Goal of the exercise. From the data below, tally each line that has "name" in it, then give that tally without comment.

Listed records.
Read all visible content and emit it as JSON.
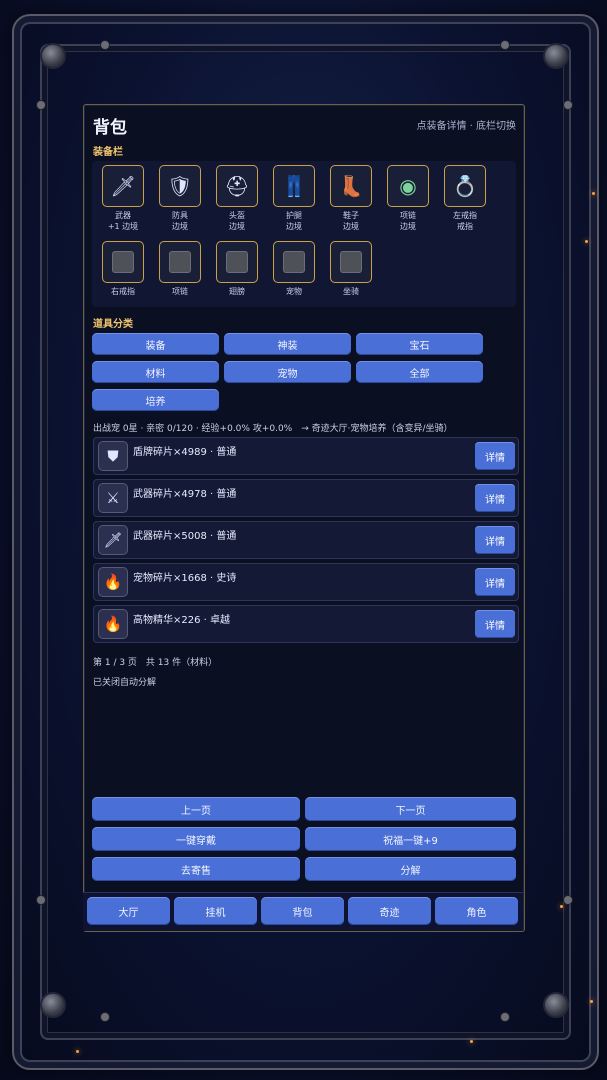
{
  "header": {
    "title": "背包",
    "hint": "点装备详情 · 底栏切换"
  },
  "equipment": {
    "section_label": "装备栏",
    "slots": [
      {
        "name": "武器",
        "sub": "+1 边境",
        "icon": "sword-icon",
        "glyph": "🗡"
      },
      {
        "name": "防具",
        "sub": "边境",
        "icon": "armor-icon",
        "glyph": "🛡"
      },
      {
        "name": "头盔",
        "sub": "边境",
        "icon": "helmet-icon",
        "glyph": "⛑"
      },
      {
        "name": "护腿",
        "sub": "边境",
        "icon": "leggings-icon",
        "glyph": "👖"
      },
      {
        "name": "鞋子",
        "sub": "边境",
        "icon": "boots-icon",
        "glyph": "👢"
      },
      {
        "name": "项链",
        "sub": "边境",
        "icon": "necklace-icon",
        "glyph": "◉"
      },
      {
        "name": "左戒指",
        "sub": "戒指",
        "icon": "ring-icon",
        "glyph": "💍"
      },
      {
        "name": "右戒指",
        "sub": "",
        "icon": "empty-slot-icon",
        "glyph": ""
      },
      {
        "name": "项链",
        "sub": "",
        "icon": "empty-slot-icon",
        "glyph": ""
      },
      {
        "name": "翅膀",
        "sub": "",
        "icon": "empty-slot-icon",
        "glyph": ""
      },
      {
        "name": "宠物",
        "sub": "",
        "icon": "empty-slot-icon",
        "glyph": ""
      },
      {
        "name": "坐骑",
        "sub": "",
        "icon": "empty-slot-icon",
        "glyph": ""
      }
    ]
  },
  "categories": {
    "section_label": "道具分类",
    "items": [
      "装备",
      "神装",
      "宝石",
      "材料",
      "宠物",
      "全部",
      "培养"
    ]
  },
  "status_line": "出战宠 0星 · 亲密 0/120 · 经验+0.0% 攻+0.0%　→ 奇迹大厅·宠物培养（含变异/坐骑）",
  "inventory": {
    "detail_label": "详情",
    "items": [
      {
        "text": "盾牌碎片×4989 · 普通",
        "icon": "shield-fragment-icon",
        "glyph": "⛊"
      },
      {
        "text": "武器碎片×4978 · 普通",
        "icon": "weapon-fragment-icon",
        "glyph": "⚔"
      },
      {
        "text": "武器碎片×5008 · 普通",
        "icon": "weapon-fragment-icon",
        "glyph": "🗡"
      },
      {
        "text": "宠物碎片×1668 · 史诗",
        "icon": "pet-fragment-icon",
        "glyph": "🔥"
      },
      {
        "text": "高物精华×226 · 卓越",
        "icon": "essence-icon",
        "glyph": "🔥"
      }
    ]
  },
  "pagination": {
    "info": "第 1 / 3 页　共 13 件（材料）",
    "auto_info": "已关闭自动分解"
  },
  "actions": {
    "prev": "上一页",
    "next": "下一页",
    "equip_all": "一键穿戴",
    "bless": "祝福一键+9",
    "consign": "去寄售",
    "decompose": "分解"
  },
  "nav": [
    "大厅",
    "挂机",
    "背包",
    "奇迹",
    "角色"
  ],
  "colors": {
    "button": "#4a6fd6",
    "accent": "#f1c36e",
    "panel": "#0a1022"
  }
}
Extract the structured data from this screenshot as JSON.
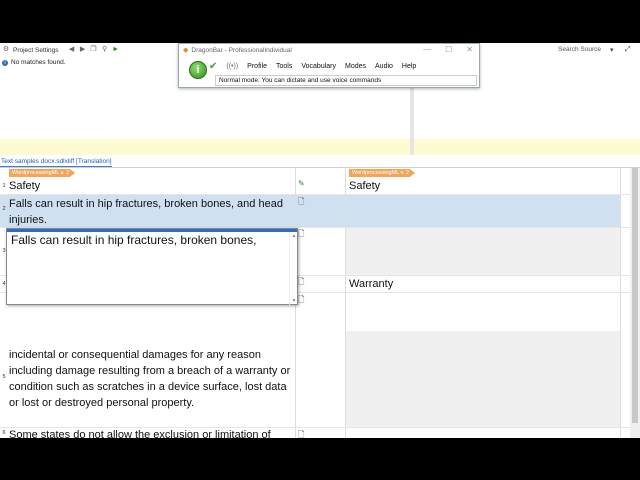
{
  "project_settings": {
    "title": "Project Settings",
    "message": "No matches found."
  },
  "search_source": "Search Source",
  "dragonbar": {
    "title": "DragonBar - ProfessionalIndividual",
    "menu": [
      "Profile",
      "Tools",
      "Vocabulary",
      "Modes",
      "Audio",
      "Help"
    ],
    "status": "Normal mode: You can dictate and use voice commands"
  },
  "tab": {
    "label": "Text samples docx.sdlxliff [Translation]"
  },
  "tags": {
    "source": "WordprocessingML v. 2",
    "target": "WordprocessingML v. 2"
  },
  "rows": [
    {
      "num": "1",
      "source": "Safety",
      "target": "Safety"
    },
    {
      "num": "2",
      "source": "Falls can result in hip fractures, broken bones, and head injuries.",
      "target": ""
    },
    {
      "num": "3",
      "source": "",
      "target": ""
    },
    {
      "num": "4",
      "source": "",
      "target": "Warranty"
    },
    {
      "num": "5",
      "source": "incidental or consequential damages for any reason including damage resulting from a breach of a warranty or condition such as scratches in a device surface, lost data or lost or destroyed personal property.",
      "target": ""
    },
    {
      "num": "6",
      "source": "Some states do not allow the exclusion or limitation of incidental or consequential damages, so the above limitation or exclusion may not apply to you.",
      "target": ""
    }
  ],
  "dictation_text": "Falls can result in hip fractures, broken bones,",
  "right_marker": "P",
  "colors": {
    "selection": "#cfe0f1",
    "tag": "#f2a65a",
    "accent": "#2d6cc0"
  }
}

Result. 12